b) The strong feelings of animosity between family members is so ingrained I have no confidence that absent supervision, whether intentionally or otherwise, those feelings would be conveyed to G;
c) The maternal step grandmother harbours such strong feelings against the foster carers that supervision is essential; and
d) The maternal grandmother so lacks insight into G's needs that I have no confidence that absent supervision inappropriate things would be said to G (eg the conversation reported by the guardian of 11 March and the card).
I approve the revised amended final care plan. I approve the regime of contact proposed by the local authority and endorsed by the children's guardian.
I am pleased the local authority proposes to enter into contact agreements with each of the adult family members having contact with G. The draft agreement makes clear the parameters of contact and the basis upon which any changes to contact will be made.
I make a care order in respect of G in favour of the local authority. I will make a s 34 (4) no contact order in respect of the father.
The local authority was right in my judgment not to seek a s 91(14) order against any of the grandparents. The grounds for such a Draconian order are not satisfied on the facts of this case. I agree the appropriate way forward is that any future applications in this matter are reserved to me.
I agree with the local authority's proposal to disclose limited but relevant documents, including this judgment, to the foster carers.
I wish to express my thanks to the professionals in this case for the assistance they have given me. I also wish to extend my thanks to counsel and to the litigants in person for their assistance in this sad and complex case.

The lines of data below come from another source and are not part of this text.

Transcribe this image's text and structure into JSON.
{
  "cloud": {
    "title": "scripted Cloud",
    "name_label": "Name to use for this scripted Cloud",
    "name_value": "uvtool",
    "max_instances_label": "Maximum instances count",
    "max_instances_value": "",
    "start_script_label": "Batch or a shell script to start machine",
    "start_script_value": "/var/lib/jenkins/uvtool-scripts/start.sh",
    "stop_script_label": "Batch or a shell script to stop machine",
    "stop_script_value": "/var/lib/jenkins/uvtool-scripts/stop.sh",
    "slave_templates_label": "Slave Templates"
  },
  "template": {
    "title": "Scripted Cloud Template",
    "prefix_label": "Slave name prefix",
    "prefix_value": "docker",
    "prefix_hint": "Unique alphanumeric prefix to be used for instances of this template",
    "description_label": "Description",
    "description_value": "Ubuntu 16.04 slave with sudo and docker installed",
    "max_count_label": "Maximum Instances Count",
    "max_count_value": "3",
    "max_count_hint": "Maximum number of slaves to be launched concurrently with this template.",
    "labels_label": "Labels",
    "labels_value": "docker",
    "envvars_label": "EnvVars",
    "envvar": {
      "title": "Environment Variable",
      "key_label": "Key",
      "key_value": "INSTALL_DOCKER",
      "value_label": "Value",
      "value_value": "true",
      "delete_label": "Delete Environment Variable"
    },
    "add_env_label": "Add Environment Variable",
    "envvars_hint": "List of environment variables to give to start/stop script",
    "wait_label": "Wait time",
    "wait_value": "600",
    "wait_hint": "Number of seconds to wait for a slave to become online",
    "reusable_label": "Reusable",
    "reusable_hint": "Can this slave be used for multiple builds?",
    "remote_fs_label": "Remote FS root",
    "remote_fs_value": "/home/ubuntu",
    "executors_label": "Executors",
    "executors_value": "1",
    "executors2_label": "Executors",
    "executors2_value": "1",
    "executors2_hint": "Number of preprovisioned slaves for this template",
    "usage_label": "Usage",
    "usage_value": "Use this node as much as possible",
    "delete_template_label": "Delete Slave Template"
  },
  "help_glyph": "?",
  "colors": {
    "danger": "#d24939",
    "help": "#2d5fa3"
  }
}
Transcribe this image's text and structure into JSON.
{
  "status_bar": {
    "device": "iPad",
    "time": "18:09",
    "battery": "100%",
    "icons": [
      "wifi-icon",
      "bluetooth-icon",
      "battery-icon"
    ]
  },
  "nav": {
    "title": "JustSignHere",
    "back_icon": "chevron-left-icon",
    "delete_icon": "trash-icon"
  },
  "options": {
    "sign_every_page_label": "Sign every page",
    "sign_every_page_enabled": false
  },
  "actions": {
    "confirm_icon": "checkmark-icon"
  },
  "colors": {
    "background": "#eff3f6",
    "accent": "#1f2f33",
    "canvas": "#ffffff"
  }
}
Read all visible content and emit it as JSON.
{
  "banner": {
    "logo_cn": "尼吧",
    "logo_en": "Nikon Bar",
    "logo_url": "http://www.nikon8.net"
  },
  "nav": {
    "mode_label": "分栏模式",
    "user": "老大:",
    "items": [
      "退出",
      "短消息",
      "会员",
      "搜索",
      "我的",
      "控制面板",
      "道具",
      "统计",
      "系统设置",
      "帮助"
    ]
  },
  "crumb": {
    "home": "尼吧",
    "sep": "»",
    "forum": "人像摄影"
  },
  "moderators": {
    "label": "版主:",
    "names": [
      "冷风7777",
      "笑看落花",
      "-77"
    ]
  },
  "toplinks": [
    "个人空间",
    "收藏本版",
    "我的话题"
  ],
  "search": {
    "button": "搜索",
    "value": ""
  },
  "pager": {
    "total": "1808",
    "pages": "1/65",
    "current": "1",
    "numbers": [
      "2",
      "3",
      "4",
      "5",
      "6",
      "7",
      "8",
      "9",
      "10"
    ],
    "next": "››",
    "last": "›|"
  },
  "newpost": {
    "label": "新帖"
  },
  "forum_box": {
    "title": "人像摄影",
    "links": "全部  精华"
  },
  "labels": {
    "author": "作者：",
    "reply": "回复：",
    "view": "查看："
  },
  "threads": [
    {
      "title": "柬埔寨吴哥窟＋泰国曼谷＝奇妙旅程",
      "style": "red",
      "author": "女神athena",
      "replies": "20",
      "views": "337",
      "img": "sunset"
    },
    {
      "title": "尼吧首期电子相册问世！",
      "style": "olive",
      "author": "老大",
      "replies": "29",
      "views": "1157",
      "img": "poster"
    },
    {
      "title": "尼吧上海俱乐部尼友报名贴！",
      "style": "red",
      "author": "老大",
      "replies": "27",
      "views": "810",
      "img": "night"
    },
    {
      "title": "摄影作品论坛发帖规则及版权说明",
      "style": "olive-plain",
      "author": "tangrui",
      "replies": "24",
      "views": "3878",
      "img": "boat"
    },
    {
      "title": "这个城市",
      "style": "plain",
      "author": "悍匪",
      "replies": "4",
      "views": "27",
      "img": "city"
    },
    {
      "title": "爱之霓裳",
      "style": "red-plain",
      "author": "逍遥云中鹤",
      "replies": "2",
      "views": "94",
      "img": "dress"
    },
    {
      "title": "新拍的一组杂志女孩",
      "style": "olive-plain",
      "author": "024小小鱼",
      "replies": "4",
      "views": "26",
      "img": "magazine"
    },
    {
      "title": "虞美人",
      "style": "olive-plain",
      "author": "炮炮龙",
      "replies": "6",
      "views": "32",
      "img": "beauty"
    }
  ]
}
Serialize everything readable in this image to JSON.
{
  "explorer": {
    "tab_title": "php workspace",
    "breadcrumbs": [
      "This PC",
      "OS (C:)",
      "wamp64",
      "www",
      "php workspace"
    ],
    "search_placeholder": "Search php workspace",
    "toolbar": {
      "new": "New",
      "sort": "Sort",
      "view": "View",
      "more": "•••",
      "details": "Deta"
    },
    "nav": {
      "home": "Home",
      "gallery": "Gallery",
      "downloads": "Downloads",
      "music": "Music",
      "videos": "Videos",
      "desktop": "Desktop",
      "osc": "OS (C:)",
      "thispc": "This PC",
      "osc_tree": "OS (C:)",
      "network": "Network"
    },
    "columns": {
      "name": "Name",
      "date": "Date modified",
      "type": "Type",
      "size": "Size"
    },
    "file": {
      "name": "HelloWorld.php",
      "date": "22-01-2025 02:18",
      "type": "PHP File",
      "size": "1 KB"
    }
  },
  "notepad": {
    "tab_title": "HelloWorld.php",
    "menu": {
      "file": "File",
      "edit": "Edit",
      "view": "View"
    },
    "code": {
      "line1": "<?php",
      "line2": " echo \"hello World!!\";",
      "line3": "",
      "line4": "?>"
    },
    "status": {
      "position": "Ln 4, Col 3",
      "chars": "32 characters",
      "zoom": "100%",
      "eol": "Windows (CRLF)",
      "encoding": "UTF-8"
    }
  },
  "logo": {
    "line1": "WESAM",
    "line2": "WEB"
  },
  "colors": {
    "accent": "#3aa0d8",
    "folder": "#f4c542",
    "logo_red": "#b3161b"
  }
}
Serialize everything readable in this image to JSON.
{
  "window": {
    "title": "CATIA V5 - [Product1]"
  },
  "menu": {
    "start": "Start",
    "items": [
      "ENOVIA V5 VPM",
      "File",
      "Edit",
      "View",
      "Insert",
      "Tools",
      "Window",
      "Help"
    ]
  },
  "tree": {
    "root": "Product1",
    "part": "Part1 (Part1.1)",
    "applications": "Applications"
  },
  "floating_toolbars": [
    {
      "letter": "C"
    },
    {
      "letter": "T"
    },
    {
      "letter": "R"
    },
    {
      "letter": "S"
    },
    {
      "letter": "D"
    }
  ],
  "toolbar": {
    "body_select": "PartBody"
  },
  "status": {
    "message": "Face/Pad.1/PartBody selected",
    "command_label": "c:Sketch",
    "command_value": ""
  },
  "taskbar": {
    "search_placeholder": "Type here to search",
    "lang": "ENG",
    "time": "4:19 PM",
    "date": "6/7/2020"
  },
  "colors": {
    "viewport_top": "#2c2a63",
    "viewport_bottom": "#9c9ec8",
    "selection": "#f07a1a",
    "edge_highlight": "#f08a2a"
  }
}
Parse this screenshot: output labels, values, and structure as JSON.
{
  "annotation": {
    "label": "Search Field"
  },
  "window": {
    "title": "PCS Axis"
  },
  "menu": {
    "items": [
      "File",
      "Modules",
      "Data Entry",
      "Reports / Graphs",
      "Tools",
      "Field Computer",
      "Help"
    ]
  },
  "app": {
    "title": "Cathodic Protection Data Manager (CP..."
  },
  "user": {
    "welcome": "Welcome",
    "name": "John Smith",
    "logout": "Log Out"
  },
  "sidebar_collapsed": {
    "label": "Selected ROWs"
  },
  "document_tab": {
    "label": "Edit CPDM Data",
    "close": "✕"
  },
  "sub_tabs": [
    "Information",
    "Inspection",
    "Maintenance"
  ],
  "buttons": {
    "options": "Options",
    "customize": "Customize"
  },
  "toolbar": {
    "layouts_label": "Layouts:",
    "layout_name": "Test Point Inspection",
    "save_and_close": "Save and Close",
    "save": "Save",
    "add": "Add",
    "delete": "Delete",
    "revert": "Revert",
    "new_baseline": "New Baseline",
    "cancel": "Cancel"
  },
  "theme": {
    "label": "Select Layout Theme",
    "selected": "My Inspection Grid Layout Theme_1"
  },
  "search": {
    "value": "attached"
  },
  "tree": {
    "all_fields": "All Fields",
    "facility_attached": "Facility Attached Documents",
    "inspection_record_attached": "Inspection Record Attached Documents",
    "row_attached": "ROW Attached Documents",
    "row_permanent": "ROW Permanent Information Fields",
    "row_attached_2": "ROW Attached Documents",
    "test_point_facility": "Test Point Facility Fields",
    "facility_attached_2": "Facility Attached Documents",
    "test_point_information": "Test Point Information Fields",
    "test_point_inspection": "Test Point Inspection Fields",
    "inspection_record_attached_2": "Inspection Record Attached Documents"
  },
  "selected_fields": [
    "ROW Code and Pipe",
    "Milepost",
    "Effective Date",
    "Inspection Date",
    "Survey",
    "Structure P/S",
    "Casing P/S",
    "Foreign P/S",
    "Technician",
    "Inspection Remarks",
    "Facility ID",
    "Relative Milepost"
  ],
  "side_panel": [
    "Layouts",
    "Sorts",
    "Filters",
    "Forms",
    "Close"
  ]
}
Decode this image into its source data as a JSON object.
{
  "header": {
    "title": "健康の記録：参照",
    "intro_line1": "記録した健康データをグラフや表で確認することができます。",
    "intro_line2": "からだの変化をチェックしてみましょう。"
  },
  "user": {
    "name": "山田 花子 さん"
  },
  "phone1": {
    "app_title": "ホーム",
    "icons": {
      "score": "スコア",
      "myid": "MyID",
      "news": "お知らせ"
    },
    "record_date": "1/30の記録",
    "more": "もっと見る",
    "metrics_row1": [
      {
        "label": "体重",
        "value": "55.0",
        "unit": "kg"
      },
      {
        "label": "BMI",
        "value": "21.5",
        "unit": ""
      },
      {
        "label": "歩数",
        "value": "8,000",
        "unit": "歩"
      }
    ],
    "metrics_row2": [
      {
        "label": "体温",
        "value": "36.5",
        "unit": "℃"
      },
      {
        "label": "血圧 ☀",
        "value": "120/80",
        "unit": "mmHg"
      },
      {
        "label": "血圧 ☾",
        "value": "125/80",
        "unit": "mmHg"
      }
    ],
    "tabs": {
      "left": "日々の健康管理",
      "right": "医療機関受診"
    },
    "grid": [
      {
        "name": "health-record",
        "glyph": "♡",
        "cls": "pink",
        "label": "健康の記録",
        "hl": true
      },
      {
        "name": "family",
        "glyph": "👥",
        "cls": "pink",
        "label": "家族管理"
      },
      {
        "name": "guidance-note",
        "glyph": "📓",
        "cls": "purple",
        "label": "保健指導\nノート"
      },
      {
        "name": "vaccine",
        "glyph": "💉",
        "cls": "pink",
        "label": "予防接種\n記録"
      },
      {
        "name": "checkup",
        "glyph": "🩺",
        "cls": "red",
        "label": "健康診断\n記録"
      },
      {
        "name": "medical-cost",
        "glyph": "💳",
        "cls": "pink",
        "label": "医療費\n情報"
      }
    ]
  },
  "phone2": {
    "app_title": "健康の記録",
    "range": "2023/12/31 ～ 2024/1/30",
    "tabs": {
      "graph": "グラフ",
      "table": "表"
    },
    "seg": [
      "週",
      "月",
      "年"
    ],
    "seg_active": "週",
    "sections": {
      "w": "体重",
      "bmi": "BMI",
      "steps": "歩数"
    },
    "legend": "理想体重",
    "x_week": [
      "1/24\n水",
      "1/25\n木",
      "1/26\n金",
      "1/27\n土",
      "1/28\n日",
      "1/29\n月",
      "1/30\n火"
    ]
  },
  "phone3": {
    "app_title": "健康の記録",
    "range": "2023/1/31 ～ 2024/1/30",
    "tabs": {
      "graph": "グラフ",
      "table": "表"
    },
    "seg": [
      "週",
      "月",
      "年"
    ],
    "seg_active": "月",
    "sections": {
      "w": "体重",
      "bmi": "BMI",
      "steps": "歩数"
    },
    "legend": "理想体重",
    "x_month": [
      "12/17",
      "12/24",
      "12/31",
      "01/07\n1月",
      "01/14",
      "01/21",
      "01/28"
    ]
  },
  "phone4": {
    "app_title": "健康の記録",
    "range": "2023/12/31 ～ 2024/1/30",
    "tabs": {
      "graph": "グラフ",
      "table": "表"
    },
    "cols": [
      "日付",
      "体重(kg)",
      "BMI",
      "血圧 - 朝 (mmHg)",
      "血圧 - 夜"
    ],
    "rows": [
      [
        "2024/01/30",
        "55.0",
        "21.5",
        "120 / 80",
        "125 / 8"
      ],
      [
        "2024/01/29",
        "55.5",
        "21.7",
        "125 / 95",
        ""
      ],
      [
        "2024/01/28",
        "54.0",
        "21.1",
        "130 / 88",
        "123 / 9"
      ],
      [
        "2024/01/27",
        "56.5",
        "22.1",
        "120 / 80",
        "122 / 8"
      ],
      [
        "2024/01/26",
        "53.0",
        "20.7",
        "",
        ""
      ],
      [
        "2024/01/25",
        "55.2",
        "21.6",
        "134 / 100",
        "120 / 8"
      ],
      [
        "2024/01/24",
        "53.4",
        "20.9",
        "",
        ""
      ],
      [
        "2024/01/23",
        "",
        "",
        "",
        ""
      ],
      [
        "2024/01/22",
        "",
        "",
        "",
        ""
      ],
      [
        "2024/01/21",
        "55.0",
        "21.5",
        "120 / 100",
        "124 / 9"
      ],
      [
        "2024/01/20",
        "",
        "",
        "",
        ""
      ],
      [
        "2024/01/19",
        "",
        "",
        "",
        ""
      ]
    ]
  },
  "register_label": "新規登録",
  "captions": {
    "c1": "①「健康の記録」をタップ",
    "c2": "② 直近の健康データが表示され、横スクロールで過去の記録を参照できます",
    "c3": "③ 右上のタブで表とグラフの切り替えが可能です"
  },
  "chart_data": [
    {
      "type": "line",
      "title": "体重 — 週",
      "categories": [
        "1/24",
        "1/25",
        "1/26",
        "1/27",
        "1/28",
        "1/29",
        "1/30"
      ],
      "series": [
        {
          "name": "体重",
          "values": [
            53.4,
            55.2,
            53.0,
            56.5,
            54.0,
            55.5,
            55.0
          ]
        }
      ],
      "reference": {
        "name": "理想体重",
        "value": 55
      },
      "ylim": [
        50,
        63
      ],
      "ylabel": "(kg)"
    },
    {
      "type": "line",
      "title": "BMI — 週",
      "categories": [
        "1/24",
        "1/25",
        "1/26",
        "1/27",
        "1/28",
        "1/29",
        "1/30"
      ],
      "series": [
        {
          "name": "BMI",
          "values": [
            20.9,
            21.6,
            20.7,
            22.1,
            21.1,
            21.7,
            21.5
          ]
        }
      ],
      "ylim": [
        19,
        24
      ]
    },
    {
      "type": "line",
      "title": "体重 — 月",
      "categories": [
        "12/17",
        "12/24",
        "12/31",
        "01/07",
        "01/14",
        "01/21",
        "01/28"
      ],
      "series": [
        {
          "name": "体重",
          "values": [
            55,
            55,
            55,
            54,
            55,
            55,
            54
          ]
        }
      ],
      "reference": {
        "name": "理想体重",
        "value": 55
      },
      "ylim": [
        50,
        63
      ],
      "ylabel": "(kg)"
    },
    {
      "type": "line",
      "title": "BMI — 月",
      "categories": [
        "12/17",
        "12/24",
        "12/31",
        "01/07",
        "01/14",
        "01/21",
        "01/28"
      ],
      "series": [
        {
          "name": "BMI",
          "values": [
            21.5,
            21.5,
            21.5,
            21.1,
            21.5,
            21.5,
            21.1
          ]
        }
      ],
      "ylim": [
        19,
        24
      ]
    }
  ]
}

I very much hope that all will, at least, attempt to work to achieve the goal of assisting G to overcome the grave tragedy she has suffered and to enable her to lead a happy, settled, fulfilling and successful life.